Input data Start Marker

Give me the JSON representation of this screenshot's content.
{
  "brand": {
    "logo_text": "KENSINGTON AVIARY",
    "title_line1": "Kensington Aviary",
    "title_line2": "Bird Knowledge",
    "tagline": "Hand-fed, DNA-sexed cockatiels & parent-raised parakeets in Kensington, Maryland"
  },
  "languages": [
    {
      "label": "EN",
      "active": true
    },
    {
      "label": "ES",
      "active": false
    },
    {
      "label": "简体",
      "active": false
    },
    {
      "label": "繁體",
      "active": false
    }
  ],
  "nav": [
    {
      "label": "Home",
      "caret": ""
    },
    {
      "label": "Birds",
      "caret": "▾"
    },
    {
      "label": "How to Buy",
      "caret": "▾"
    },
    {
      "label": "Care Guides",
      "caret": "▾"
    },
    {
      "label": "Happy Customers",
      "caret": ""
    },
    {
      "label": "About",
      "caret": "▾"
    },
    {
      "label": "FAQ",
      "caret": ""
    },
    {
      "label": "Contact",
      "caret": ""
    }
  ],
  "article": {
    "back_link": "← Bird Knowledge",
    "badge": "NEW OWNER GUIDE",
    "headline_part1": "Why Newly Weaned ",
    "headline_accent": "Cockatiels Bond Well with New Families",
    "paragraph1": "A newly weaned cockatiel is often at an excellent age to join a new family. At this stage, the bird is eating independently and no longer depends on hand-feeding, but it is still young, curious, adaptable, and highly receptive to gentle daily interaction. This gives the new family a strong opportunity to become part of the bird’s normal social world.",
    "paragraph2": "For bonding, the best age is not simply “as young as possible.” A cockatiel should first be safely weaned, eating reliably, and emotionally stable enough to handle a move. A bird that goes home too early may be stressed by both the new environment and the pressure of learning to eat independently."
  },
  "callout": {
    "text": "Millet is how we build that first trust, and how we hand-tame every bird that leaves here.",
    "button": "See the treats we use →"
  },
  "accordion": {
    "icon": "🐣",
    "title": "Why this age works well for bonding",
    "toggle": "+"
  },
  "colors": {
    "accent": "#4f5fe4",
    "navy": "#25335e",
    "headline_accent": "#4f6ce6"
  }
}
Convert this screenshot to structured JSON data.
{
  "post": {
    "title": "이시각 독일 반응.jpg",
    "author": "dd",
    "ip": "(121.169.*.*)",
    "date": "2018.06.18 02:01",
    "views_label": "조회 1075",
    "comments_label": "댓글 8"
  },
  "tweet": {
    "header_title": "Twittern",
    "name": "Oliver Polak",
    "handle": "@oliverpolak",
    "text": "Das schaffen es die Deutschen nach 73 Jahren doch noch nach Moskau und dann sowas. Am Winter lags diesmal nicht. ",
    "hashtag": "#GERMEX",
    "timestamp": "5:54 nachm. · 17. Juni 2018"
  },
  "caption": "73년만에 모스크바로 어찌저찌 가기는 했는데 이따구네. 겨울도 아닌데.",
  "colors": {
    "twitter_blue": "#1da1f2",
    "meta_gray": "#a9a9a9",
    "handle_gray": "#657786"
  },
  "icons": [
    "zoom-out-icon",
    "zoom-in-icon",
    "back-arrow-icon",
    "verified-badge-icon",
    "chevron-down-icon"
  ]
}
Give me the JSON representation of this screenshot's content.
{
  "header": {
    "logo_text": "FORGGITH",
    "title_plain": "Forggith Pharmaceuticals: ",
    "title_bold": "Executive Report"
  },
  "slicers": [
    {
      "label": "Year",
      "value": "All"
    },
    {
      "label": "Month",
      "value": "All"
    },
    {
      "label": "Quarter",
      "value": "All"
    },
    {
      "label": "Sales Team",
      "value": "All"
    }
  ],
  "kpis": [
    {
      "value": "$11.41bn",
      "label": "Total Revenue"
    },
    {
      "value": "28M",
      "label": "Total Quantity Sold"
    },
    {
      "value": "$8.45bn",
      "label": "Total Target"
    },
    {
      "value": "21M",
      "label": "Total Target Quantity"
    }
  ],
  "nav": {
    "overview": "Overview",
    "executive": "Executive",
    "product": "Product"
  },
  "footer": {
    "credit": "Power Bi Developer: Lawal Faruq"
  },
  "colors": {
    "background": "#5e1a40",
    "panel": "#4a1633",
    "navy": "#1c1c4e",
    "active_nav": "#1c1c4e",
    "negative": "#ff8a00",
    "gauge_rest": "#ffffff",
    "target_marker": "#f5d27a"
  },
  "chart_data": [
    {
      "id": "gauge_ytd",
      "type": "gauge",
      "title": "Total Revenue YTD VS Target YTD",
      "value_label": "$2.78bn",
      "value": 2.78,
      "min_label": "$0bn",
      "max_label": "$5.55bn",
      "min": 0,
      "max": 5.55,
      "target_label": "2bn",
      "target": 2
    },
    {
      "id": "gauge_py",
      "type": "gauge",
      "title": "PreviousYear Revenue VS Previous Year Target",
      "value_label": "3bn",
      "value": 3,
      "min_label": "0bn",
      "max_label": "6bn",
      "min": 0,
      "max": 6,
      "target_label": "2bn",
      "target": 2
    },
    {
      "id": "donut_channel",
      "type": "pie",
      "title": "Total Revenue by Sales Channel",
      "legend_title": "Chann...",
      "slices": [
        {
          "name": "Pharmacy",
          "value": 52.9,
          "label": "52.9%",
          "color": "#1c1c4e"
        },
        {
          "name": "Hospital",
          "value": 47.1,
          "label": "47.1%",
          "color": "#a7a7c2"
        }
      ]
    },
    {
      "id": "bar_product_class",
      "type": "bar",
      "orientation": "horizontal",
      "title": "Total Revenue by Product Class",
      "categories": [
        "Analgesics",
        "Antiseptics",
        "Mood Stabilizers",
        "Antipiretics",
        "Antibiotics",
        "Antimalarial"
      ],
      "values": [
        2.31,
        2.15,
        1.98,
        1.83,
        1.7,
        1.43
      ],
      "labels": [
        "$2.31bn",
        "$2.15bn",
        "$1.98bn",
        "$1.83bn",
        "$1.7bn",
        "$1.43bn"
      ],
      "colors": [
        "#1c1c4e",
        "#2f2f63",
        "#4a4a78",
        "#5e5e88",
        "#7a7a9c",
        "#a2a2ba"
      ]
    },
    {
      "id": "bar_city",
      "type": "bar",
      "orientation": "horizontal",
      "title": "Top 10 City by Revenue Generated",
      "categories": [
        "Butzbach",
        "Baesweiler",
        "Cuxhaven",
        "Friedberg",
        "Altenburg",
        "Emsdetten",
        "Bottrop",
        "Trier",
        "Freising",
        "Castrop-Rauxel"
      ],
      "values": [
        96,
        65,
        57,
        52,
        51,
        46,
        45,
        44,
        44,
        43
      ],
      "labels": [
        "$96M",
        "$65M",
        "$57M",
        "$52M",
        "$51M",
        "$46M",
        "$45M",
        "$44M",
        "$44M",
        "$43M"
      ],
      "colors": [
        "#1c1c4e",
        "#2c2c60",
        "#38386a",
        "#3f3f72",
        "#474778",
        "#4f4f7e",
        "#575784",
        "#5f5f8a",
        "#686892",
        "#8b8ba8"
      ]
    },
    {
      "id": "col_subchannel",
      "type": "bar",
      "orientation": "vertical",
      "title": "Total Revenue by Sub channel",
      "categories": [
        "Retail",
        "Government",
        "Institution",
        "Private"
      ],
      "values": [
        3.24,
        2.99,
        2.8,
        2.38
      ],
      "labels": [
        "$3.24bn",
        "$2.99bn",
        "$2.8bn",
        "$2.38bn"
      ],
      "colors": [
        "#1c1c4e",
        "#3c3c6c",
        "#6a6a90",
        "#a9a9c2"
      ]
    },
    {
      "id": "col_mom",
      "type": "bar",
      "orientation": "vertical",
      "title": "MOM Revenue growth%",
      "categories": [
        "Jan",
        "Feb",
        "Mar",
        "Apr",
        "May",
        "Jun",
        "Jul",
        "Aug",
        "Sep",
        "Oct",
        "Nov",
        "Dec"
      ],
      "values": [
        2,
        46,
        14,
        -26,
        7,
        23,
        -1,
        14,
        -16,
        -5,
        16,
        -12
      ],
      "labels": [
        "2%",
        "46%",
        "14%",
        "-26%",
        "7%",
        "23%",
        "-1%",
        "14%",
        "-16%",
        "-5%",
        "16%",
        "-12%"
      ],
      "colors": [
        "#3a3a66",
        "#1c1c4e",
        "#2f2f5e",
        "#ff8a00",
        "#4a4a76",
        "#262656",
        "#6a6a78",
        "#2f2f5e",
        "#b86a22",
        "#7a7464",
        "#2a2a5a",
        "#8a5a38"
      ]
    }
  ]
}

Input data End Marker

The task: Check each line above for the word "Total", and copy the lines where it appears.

Output for this task:
      "label": "Total Revenue"
      "label": "Total Quantity Sold"
      "label": "Total Target"
      "label": "Total Target Quantity"
      "title": "Total Revenue YTD VS Target YTD",
      "title": "Total Revenue by Sales Channel",
      "title": "Total Revenue by Product Class",
      "title": "Total Revenue by Sub channel",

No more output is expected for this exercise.